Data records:
------------------------
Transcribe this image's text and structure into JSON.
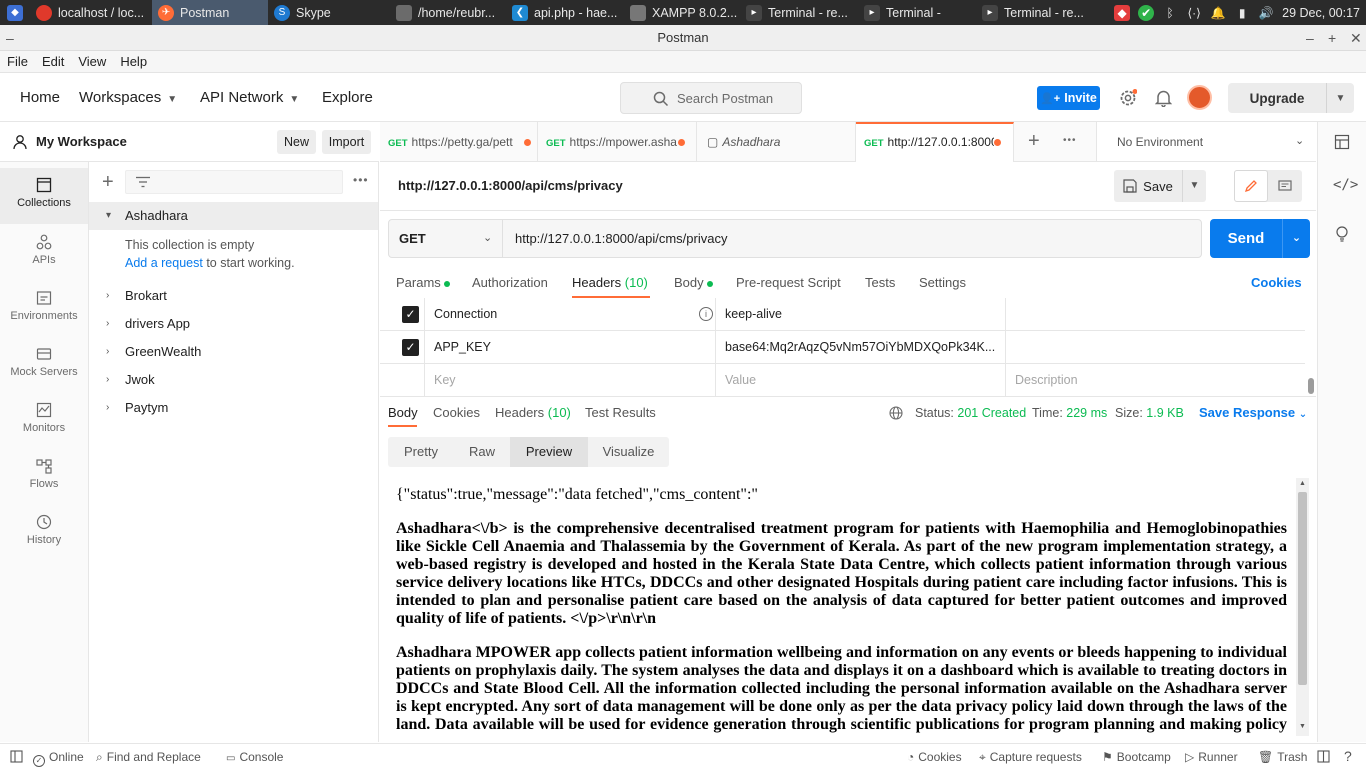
{
  "taskbar": {
    "tasks": [
      {
        "label": "localhost / loc...",
        "icon": "chrome-icon",
        "color": "#e0392b"
      },
      {
        "label": "Postman",
        "icon": "postman-icon",
        "color": "#ff6c37"
      },
      {
        "label": "Skype",
        "icon": "skype-icon",
        "color": "#1f7ad1"
      },
      {
        "label": "/home/reubr...",
        "icon": "folder-icon",
        "color": "#6b6b6b"
      },
      {
        "label": "api.php - hae...",
        "icon": "vscode-icon",
        "color": "#1f8ad2"
      },
      {
        "label": "XAMPP 8.0.2...",
        "icon": "xampp-icon",
        "color": "#777"
      },
      {
        "label": "Terminal - re...",
        "icon": "terminal-icon",
        "color": "#444"
      },
      {
        "label": "Terminal -",
        "icon": "terminal-icon",
        "color": "#444"
      },
      {
        "label": "Terminal - re...",
        "icon": "terminal-icon",
        "color": "#444"
      }
    ],
    "clock": "29 Dec, 00:17"
  },
  "window": {
    "title": "Postman"
  },
  "menu": [
    "File",
    "Edit",
    "View",
    "Help"
  ],
  "header": {
    "home": "Home",
    "workspaces": "Workspaces",
    "api_network": "API Network",
    "explore": "Explore",
    "search_placeholder": "Search Postman",
    "invite": "Invite",
    "upgrade": "Upgrade"
  },
  "rail": [
    {
      "label": "Collections",
      "icon": "collections-icon"
    },
    {
      "label": "APIs",
      "icon": "apis-icon"
    },
    {
      "label": "Environments",
      "icon": "environments-icon"
    },
    {
      "label": "Mock Servers",
      "icon": "mock-servers-icon"
    },
    {
      "label": "Monitors",
      "icon": "monitors-icon"
    },
    {
      "label": "Flows",
      "icon": "flows-icon"
    },
    {
      "label": "History",
      "icon": "history-icon"
    }
  ],
  "sidebar": {
    "workspace": "My Workspace",
    "new": "New",
    "import": "Import",
    "expanded": "Ashadhara",
    "empty_text": "This collection is empty",
    "add_request_link": "Add a request",
    "add_request_rest": " to start working.",
    "collections": [
      "Brokart",
      "drivers App",
      "GreenWealth",
      "Jwok",
      "Paytym"
    ]
  },
  "tabs": [
    {
      "method": "GET",
      "label": "https://petty.ga/pett"
    },
    {
      "method": "GET",
      "label": "https://mpower.asha"
    },
    {
      "method": "",
      "label": "Ashadhara"
    },
    {
      "method": "GET",
      "label": "http://127.0.0.1:8000"
    }
  ],
  "environment": "No Environment",
  "request": {
    "title": "http://127.0.0.1:8000/api/cms/privacy",
    "save": "Save",
    "method": "GET",
    "url": "http://127.0.0.1:8000/api/cms/privacy",
    "send": "Send",
    "subtabs": {
      "params": "Params",
      "authorization": "Authorization",
      "headers": "Headers",
      "headers_count": "(10)",
      "body": "Body",
      "pre_request": "Pre-request Script",
      "tests": "Tests",
      "settings": "Settings",
      "cookies": "Cookies"
    },
    "headers": [
      {
        "key": "Connection",
        "value": "keep-alive"
      },
      {
        "key": "APP_KEY",
        "value": "base64:Mq2rAqzQ5vNm57OiYbMDXQoPk34K..."
      }
    ],
    "placeholders": {
      "key": "Key",
      "value": "Value",
      "description": "Description"
    }
  },
  "response": {
    "tabs": {
      "body": "Body",
      "cookies": "Cookies",
      "headers": "Headers",
      "headers_count": "(10)",
      "test_results": "Test Results"
    },
    "status_label": "Status:",
    "status": "201 Created",
    "time_label": "Time:",
    "time": "229 ms",
    "size_label": "Size:",
    "size": "1.9 KB",
    "save_response": "Save Response",
    "view_tabs": [
      "Pretty",
      "Raw",
      "Preview",
      "Visualize"
    ],
    "preview": {
      "line1": "{\"status\":true,\"message\":\"data fetched\",\"cms_content\":\"",
      "para1": "Ashadhara<\\/b> is the comprehensive decentralised treatment program for patients with Haemophilia and Hemoglobinopathies like Sickle Cell Anaemia and Thalassemia by the Government of Kerala. As part of the new program implementation strategy, a web-based registry is developed and hosted in the Kerala State Data Centre, which collects patient information through various service delivery locations like HTCs, DDCCs and other designated Hospitals during patient care including factor infusions. This is intended to plan and personalise patient care based on the analysis of data captured for better patient outcomes and improved quality of life of patients. <\\/p>\\r\\n\\r\\n",
      "para2": "Ashadhara MPOWER app collects patient information wellbeing and information on any events or bleeds happening to individual patients on prophylaxis daily. The system analyses the data and displays it on a dashboard which is available to treating doctors in DDCCs and State Blood Cell. All the information collected including the personal information available on the Ashadhara server is kept encrypted. Any sort of data management will be done only as per the data privacy policy laid down through the laws of the land. Data available will be used for evidence generation through scientific publications for program planning and making policy decisions. All the data stored in the system for processing will be anonymised to protect the privacy of individuals."
    }
  },
  "statusbar": {
    "online": "Online",
    "find_replace": "Find and Replace",
    "console": "Console",
    "cookies": "Cookies",
    "capture": "Capture requests",
    "bootcamp": "Bootcamp",
    "runner": "Runner",
    "trash": "Trash"
  },
  "colors": {
    "accent": "#ff6c37",
    "primary": "#097bed",
    "get": "#0cbb52",
    "status_ok": "#0cbb52"
  }
}
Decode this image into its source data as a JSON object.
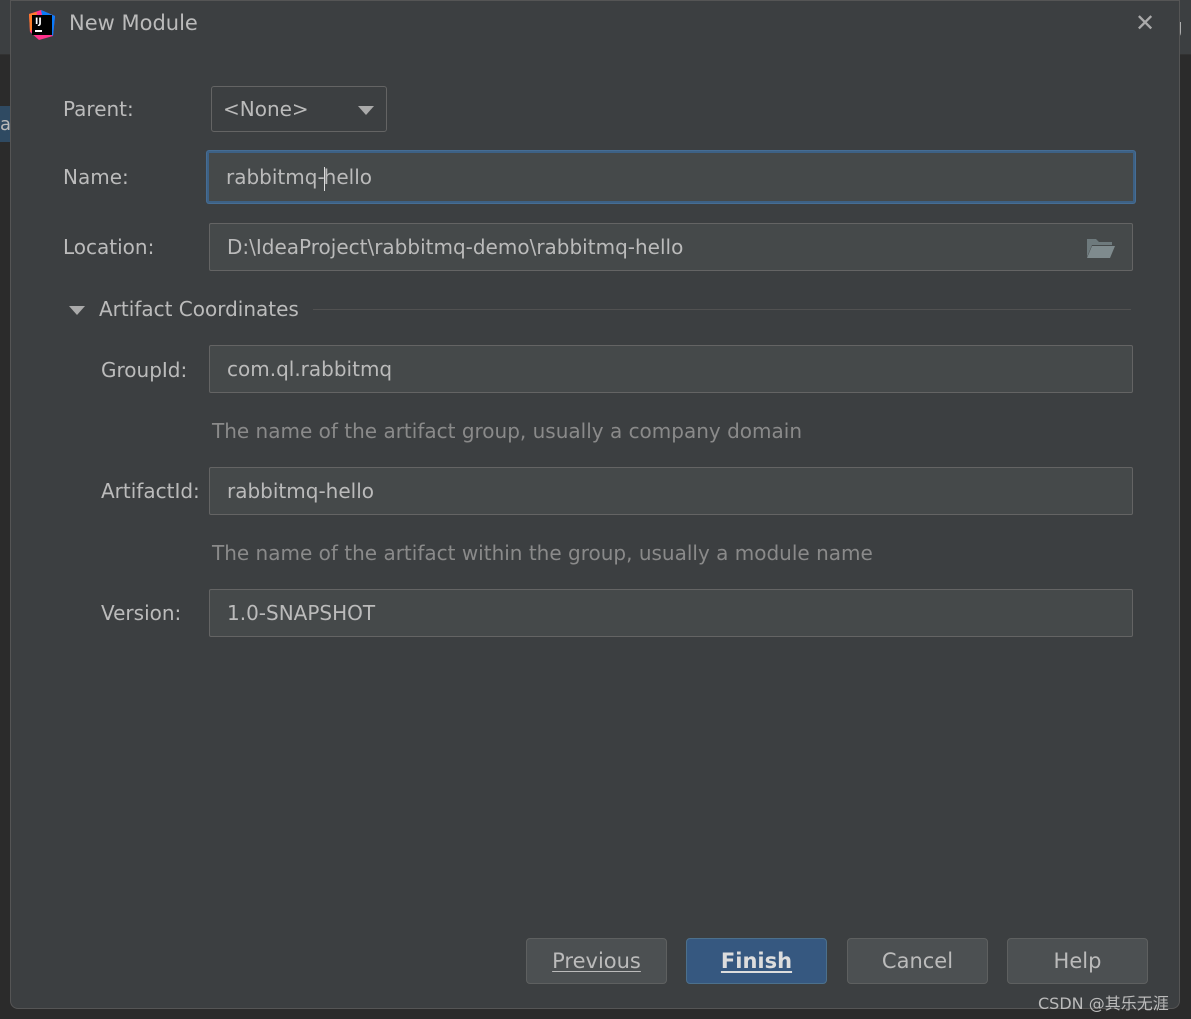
{
  "window": {
    "title": "New Module",
    "close_icon": "close-icon",
    "logo": "IJ"
  },
  "form": {
    "parent": {
      "label": "Parent:",
      "value": "<None>"
    },
    "name": {
      "label": "Name:",
      "value_before_cursor": "rabbitmq-",
      "value_after_cursor": "hello"
    },
    "location": {
      "label": "Location:",
      "value": "D:\\IdeaProject\\rabbitmq-demo\\rabbitmq-hello",
      "icon": "folder-icon"
    },
    "section": {
      "label": "Artifact Coordinates",
      "expanded": true
    },
    "group_id": {
      "label": "GroupId:",
      "value": "com.ql.rabbitmq",
      "hint": "The name of the artifact group, usually a company domain"
    },
    "artifact_id": {
      "label": "ArtifactId:",
      "value": "rabbitmq-hello",
      "hint": "The name of the artifact within the group, usually a module name"
    },
    "version": {
      "label": "Version:",
      "value": "1.0-SNAPSHOT"
    }
  },
  "buttons": {
    "previous": "Previous",
    "finish": "Finish",
    "cancel": "Cancel",
    "help": "Help"
  },
  "watermark": "CSDN @其乐无涯",
  "colors": {
    "dialog_bg": "#3c3f41",
    "field_bg": "#45494a",
    "primary": "#365880",
    "focus": "#3d6185"
  }
}
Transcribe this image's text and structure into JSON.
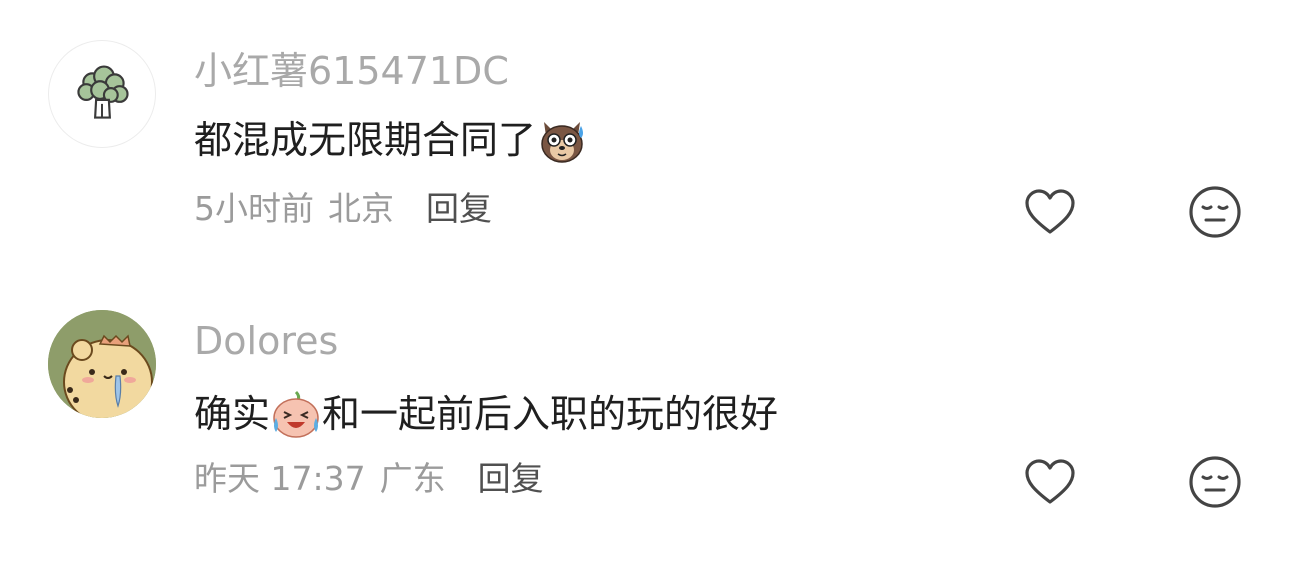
{
  "comments": [
    {
      "username": "小红薯615471DC",
      "avatar_icon": "broccoli-avatar",
      "text": "都混成无限期合同了",
      "text_after_emoji": "",
      "emoji_icon": "dog-sweat-emoji",
      "time": "5小时前",
      "location": "北京",
      "reply_label": "回复",
      "like_icon": "heart-icon",
      "dislike_icon": "neutral-face-icon"
    },
    {
      "username": "Dolores",
      "avatar_icon": "bear-crying-avatar",
      "text": "确实",
      "text_after_emoji": "和一起前后入职的玩的很好",
      "emoji_icon": "laughing-tears-emoji",
      "time": "昨天 17:37",
      "location": "广东",
      "reply_label": "回复",
      "like_icon": "heart-icon",
      "dislike_icon": "neutral-face-icon"
    }
  ],
  "colors": {
    "username": "#a9a9a9",
    "content": "#1f1f1f",
    "meta": "#9b9b9b",
    "reply": "#505050",
    "icon_stroke": "#444444"
  }
}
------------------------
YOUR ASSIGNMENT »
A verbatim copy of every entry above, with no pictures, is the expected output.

ANSWER SPACE »
Transcribe this image's text and structure into JSON.
{
  "taskbar": {
    "tasks": [
      {
        "label": "localhost / loc...",
        "icon": "chrome-icon",
        "color": "#e0392b"
      },
      {
        "label": "Postman",
        "icon": "postman-icon",
        "color": "#ff6c37"
      },
      {
        "label": "Skype",
        "icon": "skype-icon",
        "color": "#1f7ad1"
      },
      {
        "label": "/home/reubr...",
        "icon": "folder-icon",
        "color": "#6b6b6b"
      },
      {
        "label": "api.php - hae...",
        "icon": "vscode-icon",
        "color": "#1f8ad2"
      },
      {
        "label": "XAMPP 8.0.2...",
        "icon": "xampp-icon",
        "color": "#777"
      },
      {
        "label": "Terminal - re...",
        "icon": "terminal-icon",
        "color": "#444"
      },
      {
        "label": "Terminal -",
        "icon": "terminal-icon",
        "color": "#444"
      },
      {
        "label": "Terminal - re...",
        "icon": "terminal-icon",
        "color": "#444"
      }
    ],
    "clock": "29 Dec, 00:17"
  },
  "window": {
    "title": "Postman"
  },
  "menu": [
    "File",
    "Edit",
    "View",
    "Help"
  ],
  "header": {
    "home": "Home",
    "workspaces": "Workspaces",
    "api_network": "API Network",
    "explore": "Explore",
    "search_placeholder": "Search Postman",
    "invite": "Invite",
    "upgrade": "Upgrade"
  },
  "rail": [
    {
      "label": "Collections",
      "icon": "collections-icon"
    },
    {
      "label": "APIs",
      "icon": "apis-icon"
    },
    {
      "label": "Environments",
      "icon": "environments-icon"
    },
    {
      "label": "Mock Servers",
      "icon": "mock-servers-icon"
    },
    {
      "label": "Monitors",
      "icon": "monitors-icon"
    },
    {
      "label": "Flows",
      "icon": "flows-icon"
    },
    {
      "label": "History",
      "icon": "history-icon"
    }
  ],
  "sidebar": {
    "workspace": "My Workspace",
    "new": "New",
    "import": "Import",
    "expanded": "Ashadhara",
    "empty_text": "This collection is empty",
    "add_request_link": "Add a request",
    "add_request_rest": " to start working.",
    "collections": [
      "Brokart",
      "drivers App",
      "GreenWealth",
      "Jwok",
      "Paytym"
    ]
  },
  "tabs": [
    {
      "method": "GET",
      "label": "https://petty.ga/pett"
    },
    {
      "method": "GET",
      "label": "https://mpower.asha"
    },
    {
      "method": "",
      "label": "Ashadhara"
    },
    {
      "method": "GET",
      "label": "http://127.0.0.1:8000"
    }
  ],
  "environment": "No Environment",
  "request": {
    "title": "http://127.0.0.1:8000/api/cms/privacy",
    "save": "Save",
    "method": "GET",
    "url": "http://127.0.0.1:8000/api/cms/privacy",
    "send": "Send",
    "subtabs": {
      "params": "Params",
      "authorization": "Authorization",
      "headers": "Headers",
      "headers_count": "(10)",
      "body": "Body",
      "pre_request": "Pre-request Script",
      "tests": "Tests",
      "settings": "Settings",
      "cookies": "Cookies"
    },
    "headers": [
      {
        "key": "Connection",
        "value": "keep-alive"
      },
      {
        "key": "APP_KEY",
        "value": "base64:Mq2rAqzQ5vNm57OiYbMDXQoPk34K..."
      }
    ],
    "placeholders": {
      "key": "Key",
      "value": "Value",
      "description": "Description"
    }
  },
  "response": {
    "tabs": {
      "body": "Body",
      "cookies": "Cookies",
      "headers": "Headers",
      "headers_count": "(10)",
      "test_results": "Test Results"
    },
    "status_label": "Status:",
    "status": "201 Created",
    "time_label": "Time:",
    "time": "229 ms",
    "size_label": "Size:",
    "size": "1.9 KB",
    "save_response": "Save Response",
    "view_tabs": [
      "Pretty",
      "Raw",
      "Preview",
      "Visualize"
    ],
    "preview": {
      "line1": "{\"status\":true,\"message\":\"data fetched\",\"cms_content\":\"",
      "para1": "Ashadhara<\\/b> is the comprehensive decentralised treatment program for patients with Haemophilia and Hemoglobinopathies like Sickle Cell Anaemia and Thalassemia by the Government of Kerala. As part of the new program implementation strategy, a web-based registry is developed and hosted in the Kerala State Data Centre, which collects patient information through various service delivery locations like HTCs, DDCCs and other designated Hospitals during patient care including factor infusions. This is intended to plan and personalise patient care based on the analysis of data captured for better patient outcomes and improved quality of life of patients. <\\/p>\\r\\n\\r\\n",
      "para2": "Ashadhara MPOWER app collects patient information wellbeing and information on any events or bleeds happening to individual patients on prophylaxis daily. The system analyses the data and displays it on a dashboard which is available to treating doctors in DDCCs and State Blood Cell. All the information collected including the personal information available on the Ashadhara server is kept encrypted. Any sort of data management will be done only as per the data privacy policy laid down through the laws of the land. Data available will be used for evidence generation through scientific publications for program planning and making policy decisions. All the data stored in the system for processing will be anonymised to protect the privacy of individuals."
    }
  },
  "statusbar": {
    "online": "Online",
    "find_replace": "Find and Replace",
    "console": "Console",
    "cookies": "Cookies",
    "capture": "Capture requests",
    "bootcamp": "Bootcamp",
    "runner": "Runner",
    "trash": "Trash"
  },
  "colors": {
    "accent": "#ff6c37",
    "primary": "#097bed",
    "get": "#0cbb52",
    "status_ok": "#0cbb52"
  }
}
Decode this image into its source data as a JSON object.
{
  "window": {
    "title": "New Module",
    "close_icon": "close-icon",
    "logo": "IJ"
  },
  "form": {
    "parent": {
      "label": "Parent:",
      "value": "<None>"
    },
    "name": {
      "label": "Name:",
      "value_before_cursor": "rabbitmq-",
      "value_after_cursor": "hello"
    },
    "location": {
      "label": "Location:",
      "value": "D:\\IdeaProject\\rabbitmq-demo\\rabbitmq-hello",
      "icon": "folder-icon"
    },
    "section": {
      "label": "Artifact Coordinates",
      "expanded": true
    },
    "group_id": {
      "label": "GroupId:",
      "value": "com.ql.rabbitmq",
      "hint": "The name of the artifact group, usually a company domain"
    },
    "artifact_id": {
      "label": "ArtifactId:",
      "value": "rabbitmq-hello",
      "hint": "The name of the artifact within the group, usually a module name"
    },
    "version": {
      "label": "Version:",
      "value": "1.0-SNAPSHOT"
    }
  },
  "buttons": {
    "previous": "Previous",
    "finish": "Finish",
    "cancel": "Cancel",
    "help": "Help"
  },
  "watermark": "CSDN @其乐无涯",
  "colors": {
    "dialog_bg": "#3c3f41",
    "field_bg": "#45494a",
    "primary": "#365880",
    "focus": "#3d6185"
  }
}
Transcribe this image's text and structure into JSON.
{
  "comments": [
    {
      "username": "小红薯615471DC",
      "avatar_icon": "broccoli-avatar",
      "text": "都混成无限期合同了",
      "text_after_emoji": "",
      "emoji_icon": "dog-sweat-emoji",
      "time": "5小时前",
      "location": "北京",
      "reply_label": "回复",
      "like_icon": "heart-icon",
      "dislike_icon": "neutral-face-icon"
    },
    {
      "username": "Dolores",
      "avatar_icon": "bear-crying-avatar",
      "text": "确实",
      "text_after_emoji": "和一起前后入职的玩的很好",
      "emoji_icon": "laughing-tears-emoji",
      "time": "昨天 17:37",
      "location": "广东",
      "reply_label": "回复",
      "like_icon": "heart-icon",
      "dislike_icon": "neutral-face-icon"
    }
  ],
  "colors": {
    "username": "#a9a9a9",
    "content": "#1f1f1f",
    "meta": "#9b9b9b",
    "reply": "#505050",
    "icon_stroke": "#444444"
  }
}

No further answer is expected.